Are you thinking about redesigning your site? Read this first
Getting a new site or a site redesign is something most businesses will do at some point and while it can be a boost to a companys’ success it can also lead to a drop in traffic if it’s not done the right way. I constantly come across websites which have lost a big chunk of their traffic due to site transfers that have been badly executed. Let’s look at a scenario. Your company has a website and it’s been online for years. It ranks well in Google and it gets a lot of traffic and sales. It’s looking a bit outdated or you need to switch to a different content management system so you have a new site designed and built, you set it live on the internet and your site drops in the rankings like a stone.
If you get most of your traffic from Google you will need to jump through some hoops when updating your URL structure. If it’s possible to keep all of your URLs the same you can save yourself a lot of work. In fact if you can keep your URL structure the same you’ll just need to ensure that your titles and content are fairly similar to maintain rankings.
Where problems arise is when the URL structure needs to change. Google has a record of all of the URLs of your old site which you should think of as maps to your content. Google also knows which sites link to specific pages. You may have a page that’s very popular and pulls in lots of traffic. Let’s say it’s called Berts Car Insurance and it’s located at www.bertsinsurance.com/premiums.php.

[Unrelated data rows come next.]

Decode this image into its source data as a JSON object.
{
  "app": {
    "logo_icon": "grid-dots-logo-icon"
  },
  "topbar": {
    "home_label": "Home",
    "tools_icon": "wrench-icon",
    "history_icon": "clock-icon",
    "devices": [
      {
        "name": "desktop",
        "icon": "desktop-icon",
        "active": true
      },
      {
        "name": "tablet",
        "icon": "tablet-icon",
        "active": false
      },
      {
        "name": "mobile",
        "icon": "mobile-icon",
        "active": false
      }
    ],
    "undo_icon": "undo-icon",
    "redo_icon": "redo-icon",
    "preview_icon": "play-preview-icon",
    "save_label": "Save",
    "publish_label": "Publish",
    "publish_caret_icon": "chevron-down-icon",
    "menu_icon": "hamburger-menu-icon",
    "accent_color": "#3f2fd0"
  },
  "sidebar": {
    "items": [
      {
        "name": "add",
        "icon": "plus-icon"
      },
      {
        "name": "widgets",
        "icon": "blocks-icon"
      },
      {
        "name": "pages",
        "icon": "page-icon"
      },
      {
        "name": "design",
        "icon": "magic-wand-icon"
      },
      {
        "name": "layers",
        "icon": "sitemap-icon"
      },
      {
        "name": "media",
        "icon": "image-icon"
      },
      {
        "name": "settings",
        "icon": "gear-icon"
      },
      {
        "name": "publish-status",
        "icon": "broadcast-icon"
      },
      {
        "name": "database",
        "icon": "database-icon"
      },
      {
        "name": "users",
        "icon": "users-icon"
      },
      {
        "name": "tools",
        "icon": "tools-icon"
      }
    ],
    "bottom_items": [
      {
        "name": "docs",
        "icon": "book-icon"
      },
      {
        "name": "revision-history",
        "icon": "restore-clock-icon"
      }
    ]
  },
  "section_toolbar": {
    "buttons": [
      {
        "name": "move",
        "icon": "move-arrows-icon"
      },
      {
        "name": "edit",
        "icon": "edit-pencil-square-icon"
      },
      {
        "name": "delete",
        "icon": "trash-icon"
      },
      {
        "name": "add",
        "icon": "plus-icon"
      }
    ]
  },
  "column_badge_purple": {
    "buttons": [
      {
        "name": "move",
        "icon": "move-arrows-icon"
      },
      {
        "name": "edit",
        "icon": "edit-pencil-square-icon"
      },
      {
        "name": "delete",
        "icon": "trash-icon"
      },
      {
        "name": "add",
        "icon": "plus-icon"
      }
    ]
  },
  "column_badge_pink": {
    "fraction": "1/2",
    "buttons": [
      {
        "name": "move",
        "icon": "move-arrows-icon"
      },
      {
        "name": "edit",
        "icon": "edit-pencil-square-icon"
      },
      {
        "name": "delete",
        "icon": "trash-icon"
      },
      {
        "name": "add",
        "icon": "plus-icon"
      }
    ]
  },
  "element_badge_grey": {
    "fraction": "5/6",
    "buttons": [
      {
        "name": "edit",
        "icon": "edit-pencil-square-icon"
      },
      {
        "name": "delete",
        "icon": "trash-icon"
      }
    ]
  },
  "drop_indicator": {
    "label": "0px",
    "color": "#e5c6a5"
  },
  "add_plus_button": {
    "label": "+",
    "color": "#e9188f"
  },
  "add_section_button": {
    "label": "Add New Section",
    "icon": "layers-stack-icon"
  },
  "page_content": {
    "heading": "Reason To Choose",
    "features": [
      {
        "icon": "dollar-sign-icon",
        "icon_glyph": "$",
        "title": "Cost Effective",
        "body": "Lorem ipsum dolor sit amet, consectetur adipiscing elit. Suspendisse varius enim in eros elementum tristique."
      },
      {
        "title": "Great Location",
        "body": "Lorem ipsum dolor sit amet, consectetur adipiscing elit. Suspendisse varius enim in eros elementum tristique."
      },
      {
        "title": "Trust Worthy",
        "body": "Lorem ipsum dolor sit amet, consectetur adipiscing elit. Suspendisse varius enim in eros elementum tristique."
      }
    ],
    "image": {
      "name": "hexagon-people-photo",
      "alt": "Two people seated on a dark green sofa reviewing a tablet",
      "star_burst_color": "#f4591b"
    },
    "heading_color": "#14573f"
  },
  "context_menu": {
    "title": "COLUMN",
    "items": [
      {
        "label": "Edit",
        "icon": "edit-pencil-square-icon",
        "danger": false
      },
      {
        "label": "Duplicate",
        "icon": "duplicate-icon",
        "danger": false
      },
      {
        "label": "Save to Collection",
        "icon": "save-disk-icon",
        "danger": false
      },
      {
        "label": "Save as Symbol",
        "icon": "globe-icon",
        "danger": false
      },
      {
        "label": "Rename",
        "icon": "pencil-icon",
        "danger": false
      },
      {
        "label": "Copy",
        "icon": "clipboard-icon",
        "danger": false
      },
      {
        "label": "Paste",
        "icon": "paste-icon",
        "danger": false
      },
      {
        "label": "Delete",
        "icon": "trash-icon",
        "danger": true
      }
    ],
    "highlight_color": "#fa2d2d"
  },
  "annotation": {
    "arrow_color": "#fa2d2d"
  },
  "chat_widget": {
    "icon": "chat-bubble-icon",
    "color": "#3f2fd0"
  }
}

The page has lots of content about different insurance deals. This page has been mentioned in a number of blog posts about insurance, tweeted and is linked to from multiple pages on your site. All is well, Google ranks the page highly and it gets lots of traffic.
So when you create your new site you may decide to change the content a bit and the URL so it’s now at www.bertsinsurance.com/insurancepremiums/. Now when Google crawls your site it will be looking for the content that was there before. It’ll think that the /premiums.php page is gone and that the /insurancepremiums/ page is brand new. Because the links pointing to the old page now link to a non existent one your site now misses out on the strength from those links. The end result is that you have a new page that doesn’t have the strength of the old one and won’t be able to rank as high in Google. Now imagine you have 100 pages like the old one and you can see that you could be in for a significant drop in traffic.

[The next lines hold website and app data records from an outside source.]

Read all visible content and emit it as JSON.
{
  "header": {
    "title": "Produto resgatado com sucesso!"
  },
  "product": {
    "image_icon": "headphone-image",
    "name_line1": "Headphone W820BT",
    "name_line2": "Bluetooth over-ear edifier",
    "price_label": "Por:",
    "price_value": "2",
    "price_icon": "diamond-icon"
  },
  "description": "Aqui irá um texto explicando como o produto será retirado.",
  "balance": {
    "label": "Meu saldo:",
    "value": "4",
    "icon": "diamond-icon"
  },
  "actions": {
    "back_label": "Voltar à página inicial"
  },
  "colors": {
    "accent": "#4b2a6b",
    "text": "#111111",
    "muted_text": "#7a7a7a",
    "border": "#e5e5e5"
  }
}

The good news
This can all be avoided and it can be possible to structure your new site in a way that improves traffic. Here’s the process we go through when updating a site. 1. Take stock of the sites assets
You don’t know what you’ve got til it’s gone. First of all we put together a list of every page on the site that is currently indexed by Google using the site command.
Next we need to find out which pages have been responsible for bringing in traffic. We would check the sites Analytics account and look at traffic for the last 12 months. We'd get a list of all of the keywords which are responsible for bringing in traffic and find out which pages rank for each one. 2. Create a keyword map
This leaves us with a list of keywords responsible for bringing in traffic. The next job is to find out the search amounts for each one using the Google keyword tool so we can prioritise multiple keywords that need to rank on a single page. We create keyword maps for every site we work on. This is basically assigning groups of keywords to particular pages. When creating a keyword map it's important to keep in mind which of the current pages are ranking. Ideally we want to get as many of the internal pages ranking for big terms as possible but that’s not always possible. If the home page is the only place on a site with the strength to rank for a tough term it can be best sticking with that. 3. Align the old with the new
Once we have the keyword map complete we will be able to ensure that there are corresponding pages on the new site. We will create 301 redirects for every old to new URL to transfer strength.
Once the 301 redirects are in place and the site has been tested the big green go button can be pressed to set the new site live. The first thing we do once a new site is live is to run Screaming Frog SEO Spider over it. This is a great tool which gives a detailed list of each URL on a site so we can check for broken links, correct 301 redirects, headers, titles, the lot. Once we're happy that there’s no bugs we go to webmaster tools and get Google to fetch and index the pages and all linked URLs. We will also submit a new sitemap so Google has a definitive list of URLs. Watch closely
Once the site has been crawled by Google we will keep an eye on webmaster tools (WMT). If it comes across anything we need to know about it’ll get flagged up in there. We use webmaster tools to keep track of any 404s that may crop up due to the site change and deal with them accordingly. WMT will show where these errors are linked from so we can figure out how to fix them.
What about sites that aren’t doing well?
In this situation we need to first find out if a site has any strength that is worth transferring to the new site. We would take a note of every page that is indexed in Google. Then find out the pagerank for each one and if there are any links pointing to them. We would use Open Site Explorer, Ahrefs or Majestic SEO to find this out. If there are any links of worth pointing to the pages we'd create 301 redirects for the old pages to the new.
Once all the your bases are covered the rankings should survive the ordeal. When we’ve used this process in the past we’ve always seen improvements in traffic. Without this process we always see traffic drop significantly. If you’re looking for an SEO company to take care of all this for you then get in touch through the form above.